- _Activity_: Below are the entries; return every line among them that holds the word "sorrendjét".

- _Data for review_:

=== Begin Enclosure ===

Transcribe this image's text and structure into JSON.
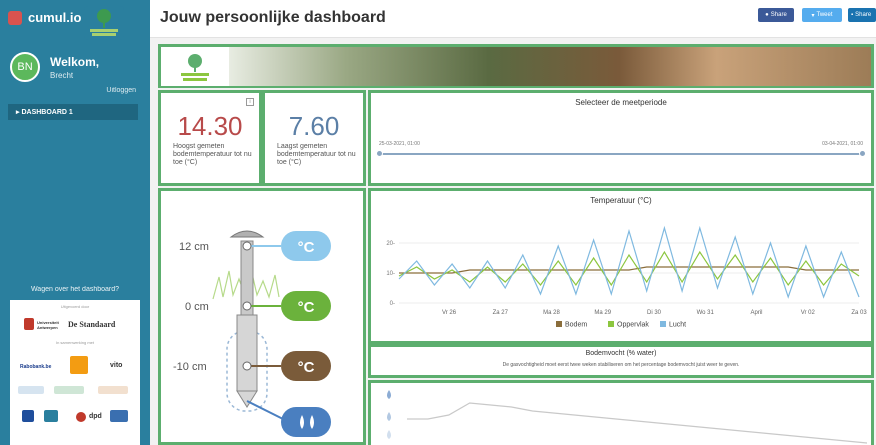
{
  "sidebar": {
    "brand": "cumul.io",
    "avatar": "BN",
    "welcome": "Welkom,",
    "user": "Brecht",
    "logout": "Uitloggen",
    "nav_item": "▸ DASHBOARD 1",
    "question": "Wagen over het dashboard?",
    "partners": {
      "caption1": "Uitgevoerd door",
      "uantwerpen": "Universiteit Antwerpen",
      "standaard": "De Standaard",
      "caption2": "In samenwerking met",
      "rabobank": "Rabobank.be",
      "vito": "vito",
      "dpd": "dpd"
    }
  },
  "header": {
    "title": "Jouw persoonlijke dashboard",
    "share_facebook": "Share",
    "share_twitter": "Tweet",
    "share_linkedin": "Share"
  },
  "stats": [
    {
      "value": "14.30",
      "label": "Hoogst gemeten bodemtemperatuur tot nu toe (°C)",
      "color": "#b84a4a"
    },
    {
      "value": "7.60",
      "label": "Laagst gemeten bodemtemperatuur tot nu toe (°C)",
      "color": "#5b7fa6"
    }
  ],
  "period": {
    "title": "Selecteer de meetperiode",
    "start": "25-03-2021, 01:00",
    "end": "03-04-2021, 01:00"
  },
  "probe": {
    "levels": [
      "12 cm",
      "0 cm",
      "-10 cm"
    ],
    "unit": "°C",
    "colors": {
      "air": "#8ec9ec",
      "surface": "#6bb23c",
      "soil": "#7a5b3a",
      "water": "#4a7fc0"
    }
  },
  "chart_data": {
    "type": "line",
    "title": "Temperatuur (°C)",
    "categories": [
      "Vr 26",
      "Za 27",
      "Ma 28",
      "Ma 29",
      "Di 30",
      "Wo 31",
      "April",
      "Vr 02",
      "Za 03"
    ],
    "ylim": [
      0,
      24
    ],
    "yticks": [
      0,
      10,
      20
    ],
    "series": [
      {
        "name": "Bodem",
        "color": "#8a6d3b",
        "values": [
          10,
          10,
          10,
          10,
          11,
          11,
          11,
          11,
          11,
          11,
          11,
          11,
          11,
          11,
          12,
          12,
          12,
          12,
          12,
          12,
          12,
          12,
          12,
          11,
          11,
          11,
          11
        ]
      },
      {
        "name": "Oppervlak",
        "color": "#8cc63f",
        "values": [
          9,
          12,
          8,
          11,
          7,
          12,
          7,
          13,
          6,
          14,
          6,
          15,
          6,
          16,
          7,
          17,
          7,
          17,
          8,
          16,
          7,
          15,
          6,
          14,
          6,
          13,
          9
        ]
      },
      {
        "name": "Lucht",
        "color": "#7fb9e0",
        "values": [
          8,
          14,
          6,
          13,
          5,
          14,
          5,
          16,
          3,
          19,
          3,
          21,
          3,
          24,
          4,
          25,
          4,
          25,
          5,
          22,
          3,
          20,
          2,
          19,
          2,
          17,
          2
        ]
      }
    ]
  },
  "moisture": {
    "title": "Bodemvocht (% water)",
    "subtitle": "De gasvochtigheid moet eerst twee weken stabiliseren om het percentage bodemvocht juist weer te geven."
  },
  "moisture_chart": {
    "values": [
      12,
      12,
      14,
      20,
      19,
      18,
      16,
      15,
      14,
      13,
      12,
      11,
      10,
      9,
      8,
      7,
      6,
      5,
      4,
      3,
      2,
      1,
      0
    ]
  }
}
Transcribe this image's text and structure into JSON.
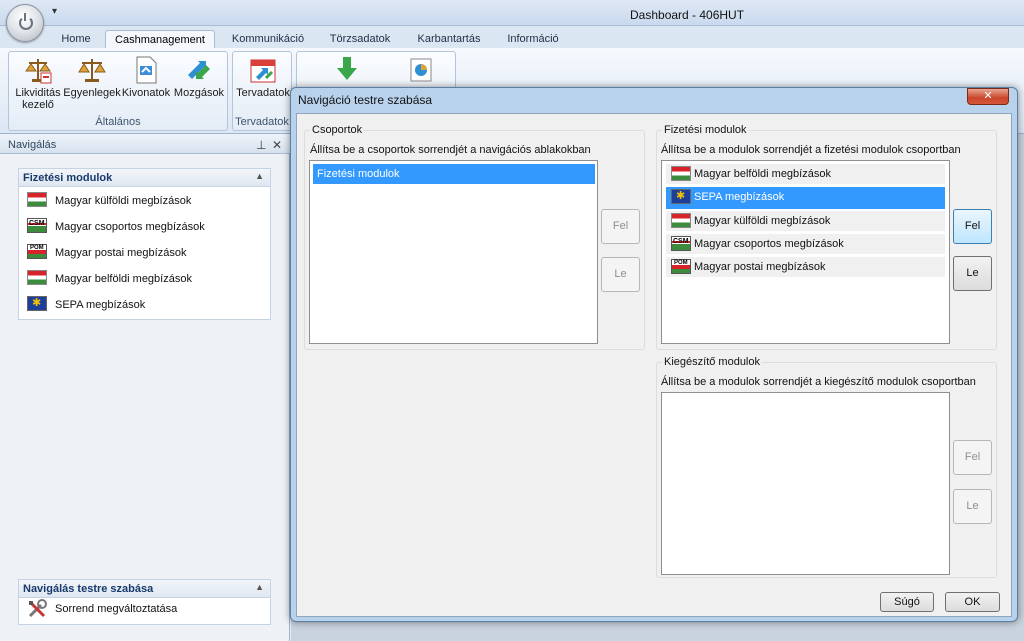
{
  "window": {
    "title": "Dashboard - 406HUT",
    "qat_glyph": "▾"
  },
  "ribbon": {
    "tabs": [
      "Home",
      "Cashmanagement",
      "Kommunikáció",
      "Törzsadatok",
      "Karbantartás",
      "Információ"
    ],
    "active_tab": "Cashmanagement",
    "groups": [
      {
        "label": "Általános",
        "buttons": [
          "Likviditás kezelő",
          "Egyenlegek",
          "Kivonatok",
          "Mozgások"
        ]
      },
      {
        "label": "Tervadatok",
        "buttons": [
          "Tervadatok"
        ]
      }
    ]
  },
  "nav": {
    "header": "Navigálás",
    "pin_glyph": "⊥",
    "close_glyph": "✕",
    "section1": {
      "title": "Fizetési modulok",
      "items": [
        {
          "label": "Magyar külföldi megbízások",
          "icon": "flag-hu-icon"
        },
        {
          "label": "Magyar csoportos megbízások",
          "icon": "csm-icon"
        },
        {
          "label": "Magyar postai megbízások",
          "icon": "pom-icon"
        },
        {
          "label": "Magyar belföldi megbízások",
          "icon": "flag-hu-icon"
        },
        {
          "label": "SEPA megbízások",
          "icon": "eu-flag-icon"
        }
      ]
    },
    "section2": {
      "title": "Navigálás testre szabása",
      "items": [
        {
          "label": "Sorrend megváltoztatása",
          "icon": "tools-icon"
        }
      ]
    }
  },
  "dialog": {
    "title": "Navigáció testre szabása",
    "close_glyph": "✕",
    "groups": {
      "title": "Csoportok",
      "desc": "Állítsa be a csoportok sorrendjét a navigációs ablakokban",
      "items": [
        "Fizetési modulok"
      ],
      "selected": "Fizetési modulok",
      "up_label": "Fel",
      "down_label": "Le"
    },
    "payment": {
      "title": "Fizetési modulok",
      "desc": "Állítsa be a modulok sorrendjét a fizetési modulok csoportban",
      "items": [
        "Magyar belföldi megbízások",
        "SEPA megbízások",
        "Magyar külföldi megbízások",
        "Magyar csoportos megbízások",
        "Magyar postai megbízások"
      ],
      "selected": "SEPA megbízások",
      "up_label": "Fel",
      "down_label": "Le"
    },
    "extra": {
      "title": "Kiegészítő modulok",
      "desc": "Állítsa be a modulok sorrendjét a kiegészítő modulok csoportban",
      "items": [],
      "up_label": "Fel",
      "down_label": "Le"
    },
    "help_label": "Súgó",
    "ok_label": "OK"
  }
}
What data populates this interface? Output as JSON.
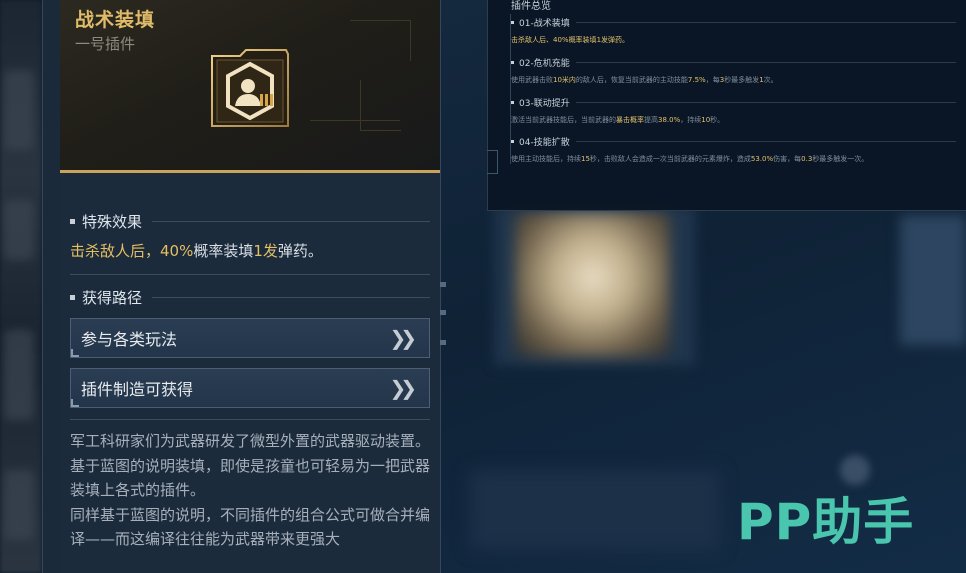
{
  "plugin": {
    "title": "战术装填",
    "subtitle": "一号插件",
    "icon": "tactical-reload-plugin-icon"
  },
  "special_effect": {
    "heading": "特殊效果",
    "text_parts": [
      {
        "text": "击杀敌人后，",
        "highlight": true
      },
      {
        "text": "40%",
        "highlight": true
      },
      {
        "text": "概率装填",
        "highlight": false
      },
      {
        "text": "1发",
        "highlight": true
      },
      {
        "text": "弹药。",
        "highlight": false
      }
    ]
  },
  "acquire": {
    "heading": "获得路径",
    "routes": [
      {
        "label": "参与各类玩法",
        "icon": "double-chevron-right-icon"
      },
      {
        "label": "插件制造可获得",
        "icon": "double-chevron-right-icon"
      }
    ]
  },
  "lore": [
    "军工科研家们为武器研发了微型外置的武器驱动装置。",
    "基于蓝图的说明装填，即使是孩童也可轻易为一把武器装填上各式的插件。",
    "同样基于蓝图的说明，不同插件的组合公式可做合并编译——而这编译往往能为武器带来更强大"
  ],
  "overview": {
    "title": "插件总览",
    "items": [
      {
        "name": "01-战术装填",
        "parts": [
          {
            "text": "击杀敌人后、",
            "hl": true
          },
          {
            "text": "40%",
            "hl": true
          },
          {
            "text": "概率装填",
            "hl": false
          },
          {
            "text": "1发",
            "hl": true
          },
          {
            "text": "弹药。",
            "hl": false
          }
        ]
      },
      {
        "name": "02-危机充能",
        "parts": [
          {
            "text": "使用武器击败",
            "hl": false
          },
          {
            "text": "10米内",
            "hl": true
          },
          {
            "text": "的敌人后，恢复当前武器的主动技能",
            "hl": false
          },
          {
            "text": "7.5%",
            "hl": true
          },
          {
            "text": "，每",
            "hl": false
          },
          {
            "text": "3",
            "hl": true
          },
          {
            "text": "秒最多触发",
            "hl": false
          },
          {
            "text": "1",
            "hl": true
          },
          {
            "text": "次。",
            "hl": false
          }
        ]
      },
      {
        "name": "03-联动提升",
        "parts": [
          {
            "text": "激活当前武器技能后，当前武器的",
            "hl": false
          },
          {
            "text": "暴击概率",
            "hl": true
          },
          {
            "text": "提高",
            "hl": false
          },
          {
            "text": "38.0%",
            "hl": true
          },
          {
            "text": "，持续",
            "hl": false
          },
          {
            "text": "10",
            "hl": true
          },
          {
            "text": "秒。",
            "hl": false
          }
        ]
      },
      {
        "name": "04-技能扩散",
        "parts": [
          {
            "text": "使用主动技能后，持续",
            "hl": false
          },
          {
            "text": "15",
            "hl": true
          },
          {
            "text": "秒，击败敌人会造成一次当前武器的元素爆炸，造成",
            "hl": false
          },
          {
            "text": "53.0%",
            "hl": true
          },
          {
            "text": "伤害，每",
            "hl": false
          },
          {
            "text": "0.3",
            "hl": true
          },
          {
            "text": "秒最多触发一次。",
            "hl": false
          }
        ]
      }
    ]
  },
  "watermark": "PP助手",
  "colors": {
    "gold": "#e0bc6a",
    "panel": "#1a2a3b",
    "watermark": "#49c6ad"
  }
}
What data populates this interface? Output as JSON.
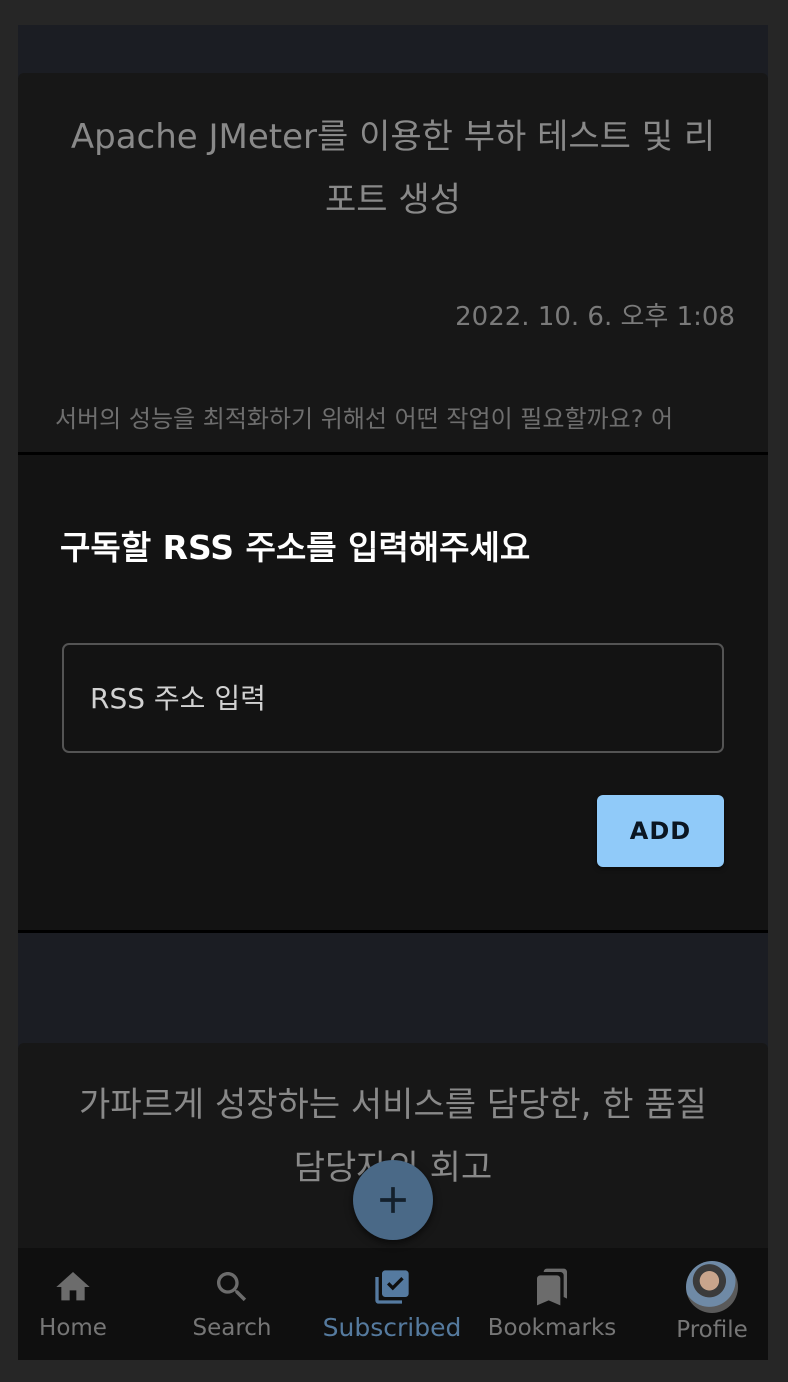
{
  "feed": {
    "cards": [
      {
        "title": "Apache JMeter를 이용한 부하 테스트 및 리포트 생성",
        "date": "2022. 10. 6. 오후 1:08",
        "excerpt": "서버의 성능을 최적화하기 위해선 어떤 작업이 필요할까요? 어"
      },
      {
        "title": "가파르게 성장하는 서비스를 담당한, 한 품질담당자의 회고"
      }
    ]
  },
  "dialog": {
    "title": "구독할 RSS 주소를 입력해주세요",
    "input": {
      "placeholder": "RSS 주소 입력"
    },
    "add_label": "ADD"
  },
  "fab": {
    "icon": "add-icon"
  },
  "bottom_nav": {
    "items": [
      {
        "label": "Home",
        "icon": "home-icon",
        "active": false
      },
      {
        "label": "Search",
        "icon": "search-icon",
        "active": false
      },
      {
        "label": "Subscribed",
        "icon": "library-add-check-icon",
        "active": true
      },
      {
        "label": "Bookmarks",
        "icon": "bookmarks-icon",
        "active": false
      },
      {
        "label": "Profile",
        "icon": "avatar",
        "active": false
      }
    ]
  },
  "colors": {
    "accent": "#90caf9",
    "dialog_background": "#131313",
    "active_nav": "#557aa0"
  }
}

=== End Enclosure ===

- _Expected answer_:
      "desc": "Állítsa be a csoportok sorrendjét a navigációs ablakokban",
      "desc": "Állítsa be a modulok sorrendjét a fizetési modulok csoportban",
      "desc": "Állítsa be a modulok sorrendjét a kiegészítő modulok csoportban",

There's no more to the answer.